How did you transition from two-dimensional pieces to three-dimensional ones?
I always want to develop something new, something contemporary so I started with two dimensions, making shadows, then two layers and then after that I wanted a piece that was three- and four-dimensional, so after a lot of tests I arrived at sculpture. By four dimensions I mean three-dimensional pieces under the influence of time with the changing shadows being part of the piece. My first true three-dimensional piece was a test I did of my Duke [Nahoko’s pug sleeping next to her during the interview] but that was made using a number of different layers. That piece was the beginning of the sculptural direction.
When you begin a new piece, do you make small models of it – like a painter’s studies – or do you just begin with the full work in mind?

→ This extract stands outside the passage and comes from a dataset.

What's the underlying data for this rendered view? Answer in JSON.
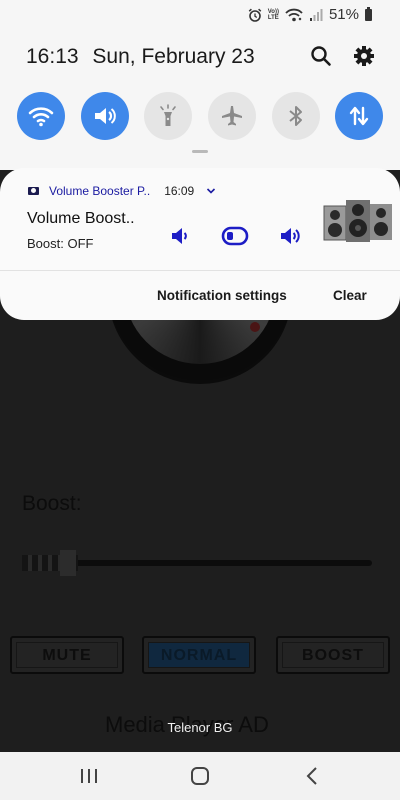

I make a small piece first but that is just to get the shape right in my head but after that I start making the final size because small paper and big paper behave very differently.
The negative space is important in your works. Is there an ideal space for displaying your works?
The ideal space is also based on the idea but usually a white space works best to catch the shadows cleanly. One of the rules of Japanese Paper Cut art is using only one sheet of paper – this monotone quality of the works makes the consideration of the negative and positive spaces more critical.
Paper-based art has a longer tradition in East Asia than in Europe. Do you feel a strong connection to either one?
The things I am making are quite contemporary and not usually linked to any traditions, so whether it is Europe or Asia, it is always a big surprise for my audience. Both sides have not seen [something like it]. If it is just a 2D paper cut, then of course East Asians understand it more readily however my work now is a little different.
Are there any artists who have influenced you significantly?
None of them [laughs]. I can think of no other artist that influences me. I respect a lot of people but I am almost always inspired by nature, not by the work of other artists. For me that is not how art works. If I come across any person who works with conviction and dedication I find that inspirational in my career but I can think of no one particular person, especially not an artist. I find Duke a constant source of inspiration. I do not mean this as a joke. He is a pure and natural part of nature and that is always inspiring.
I am going to be doing a major show in the UK in October. I am still in research stage but I want to make something new and something that develops my work. In 2015 I am also doing a huge project in Asia, but I cannot discuss the details of that yet.
Experience, Spring 2015